Book review – Alpe D’Huez, cycling’s greatest climb by Peter Cossins

Rabbits have nothing at all to do with cycling or Alpe d’Huez, they just really like books.

Cycling has a rich history and the history of the Tour de France has to be the most frequently referenced of it all. History is respected in cycling, and the Tour de France loves to publicise it, so it stands to reason that as obsessive cyclists we could do to know at least a little about cycling history. Continue reading

How to cycle Alpe d’Huez


We arrived in the early afternoon and set about finding a hotel for the coming night. It was going to be a flying visit, a single ascent of Alpe d’Huez followed by a refreshing shower and some dinner. The village of Bourg d’Oisans lies at the foot of the legendary alp and after a quick walk around town we settled on the Hotel Des Alpes on the main pedestrianised street. The hotel looks to be in the process of a renovation, the deluxe rooms being nicely finished but the rest of the hotel and standard rooms looking a little unloved and out dated (the owners are friendly and a room is provided for bike storage in the basement).

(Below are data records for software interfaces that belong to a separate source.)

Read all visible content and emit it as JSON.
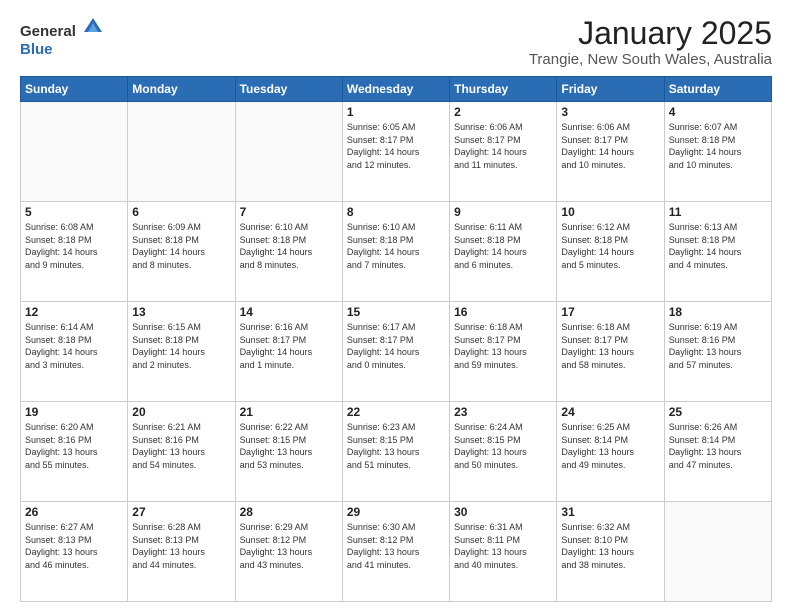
{
  "header": {
    "logo_general": "General",
    "logo_blue": "Blue",
    "title": "January 2025",
    "subtitle": "Trangie, New South Wales, Australia"
  },
  "days_of_week": [
    "Sunday",
    "Monday",
    "Tuesday",
    "Wednesday",
    "Thursday",
    "Friday",
    "Saturday"
  ],
  "weeks": [
    [
      {
        "day": "",
        "details": ""
      },
      {
        "day": "",
        "details": ""
      },
      {
        "day": "",
        "details": ""
      },
      {
        "day": "1",
        "details": "Sunrise: 6:05 AM\nSunset: 8:17 PM\nDaylight: 14 hours\nand 12 minutes."
      },
      {
        "day": "2",
        "details": "Sunrise: 6:06 AM\nSunset: 8:17 PM\nDaylight: 14 hours\nand 11 minutes."
      },
      {
        "day": "3",
        "details": "Sunrise: 6:06 AM\nSunset: 8:17 PM\nDaylight: 14 hours\nand 10 minutes."
      },
      {
        "day": "4",
        "details": "Sunrise: 6:07 AM\nSunset: 8:18 PM\nDaylight: 14 hours\nand 10 minutes."
      }
    ],
    [
      {
        "day": "5",
        "details": "Sunrise: 6:08 AM\nSunset: 8:18 PM\nDaylight: 14 hours\nand 9 minutes."
      },
      {
        "day": "6",
        "details": "Sunrise: 6:09 AM\nSunset: 8:18 PM\nDaylight: 14 hours\nand 8 minutes."
      },
      {
        "day": "7",
        "details": "Sunrise: 6:10 AM\nSunset: 8:18 PM\nDaylight: 14 hours\nand 8 minutes."
      },
      {
        "day": "8",
        "details": "Sunrise: 6:10 AM\nSunset: 8:18 PM\nDaylight: 14 hours\nand 7 minutes."
      },
      {
        "day": "9",
        "details": "Sunrise: 6:11 AM\nSunset: 8:18 PM\nDaylight: 14 hours\nand 6 minutes."
      },
      {
        "day": "10",
        "details": "Sunrise: 6:12 AM\nSunset: 8:18 PM\nDaylight: 14 hours\nand 5 minutes."
      },
      {
        "day": "11",
        "details": "Sunrise: 6:13 AM\nSunset: 8:18 PM\nDaylight: 14 hours\nand 4 minutes."
      }
    ],
    [
      {
        "day": "12",
        "details": "Sunrise: 6:14 AM\nSunset: 8:18 PM\nDaylight: 14 hours\nand 3 minutes."
      },
      {
        "day": "13",
        "details": "Sunrise: 6:15 AM\nSunset: 8:18 PM\nDaylight: 14 hours\nand 2 minutes."
      },
      {
        "day": "14",
        "details": "Sunrise: 6:16 AM\nSunset: 8:17 PM\nDaylight: 14 hours\nand 1 minute."
      },
      {
        "day": "15",
        "details": "Sunrise: 6:17 AM\nSunset: 8:17 PM\nDaylight: 14 hours\nand 0 minutes."
      },
      {
        "day": "16",
        "details": "Sunrise: 6:18 AM\nSunset: 8:17 PM\nDaylight: 13 hours\nand 59 minutes."
      },
      {
        "day": "17",
        "details": "Sunrise: 6:18 AM\nSunset: 8:17 PM\nDaylight: 13 hours\nand 58 minutes."
      },
      {
        "day": "18",
        "details": "Sunrise: 6:19 AM\nSunset: 8:16 PM\nDaylight: 13 hours\nand 57 minutes."
      }
    ],
    [
      {
        "day": "19",
        "details": "Sunrise: 6:20 AM\nSunset: 8:16 PM\nDaylight: 13 hours\nand 55 minutes."
      },
      {
        "day": "20",
        "details": "Sunrise: 6:21 AM\nSunset: 8:16 PM\nDaylight: 13 hours\nand 54 minutes."
      },
      {
        "day": "21",
        "details": "Sunrise: 6:22 AM\nSunset: 8:15 PM\nDaylight: 13 hours\nand 53 minutes."
      },
      {
        "day": "22",
        "details": "Sunrise: 6:23 AM\nSunset: 8:15 PM\nDaylight: 13 hours\nand 51 minutes."
      },
      {
        "day": "23",
        "details": "Sunrise: 6:24 AM\nSunset: 8:15 PM\nDaylight: 13 hours\nand 50 minutes."
      },
      {
        "day": "24",
        "details": "Sunrise: 6:25 AM\nSunset: 8:14 PM\nDaylight: 13 hours\nand 49 minutes."
      },
      {
        "day": "25",
        "details": "Sunrise: 6:26 AM\nSunset: 8:14 PM\nDaylight: 13 hours\nand 47 minutes."
      }
    ],
    [
      {
        "day": "26",
        "details": "Sunrise: 6:27 AM\nSunset: 8:13 PM\nDaylight: 13 hours\nand 46 minutes."
      },
      {
        "day": "27",
        "details": "Sunrise: 6:28 AM\nSunset: 8:13 PM\nDaylight: 13 hours\nand 44 minutes."
      },
      {
        "day": "28",
        "details": "Sunrise: 6:29 AM\nSunset: 8:12 PM\nDaylight: 13 hours\nand 43 minutes."
      },
      {
        "day": "29",
        "details": "Sunrise: 6:30 AM\nSunset: 8:12 PM\nDaylight: 13 hours\nand 41 minutes."
      },
      {
        "day": "30",
        "details": "Sunrise: 6:31 AM\nSunset: 8:11 PM\nDaylight: 13 hours\nand 40 minutes."
      },
      {
        "day": "31",
        "details": "Sunrise: 6:32 AM\nSunset: 8:10 PM\nDaylight: 13 hours\nand 38 minutes."
      },
      {
        "day": "",
        "details": ""
      }
    ]
  ]
}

There wasn’t time for lunch so I stuffed down an energy bar whilst assembling my bike in the car park, and prepared to see what all the fuss is about this “legendary alp”. First impressions were that it looked pretty unspectacular, you can see the ski resort from the valley roads and it didn’t look all that far away. The statistics also didn’t sound that bad: 1118m elevation gain, from 742m to 1860m and an average gradient of 8.1%. That all sounded quite acceptable when reading it on paper, so just what made this worthy of the Hors catégorie status? After all it’s far from the longest or the highest climb in the area. Continue reading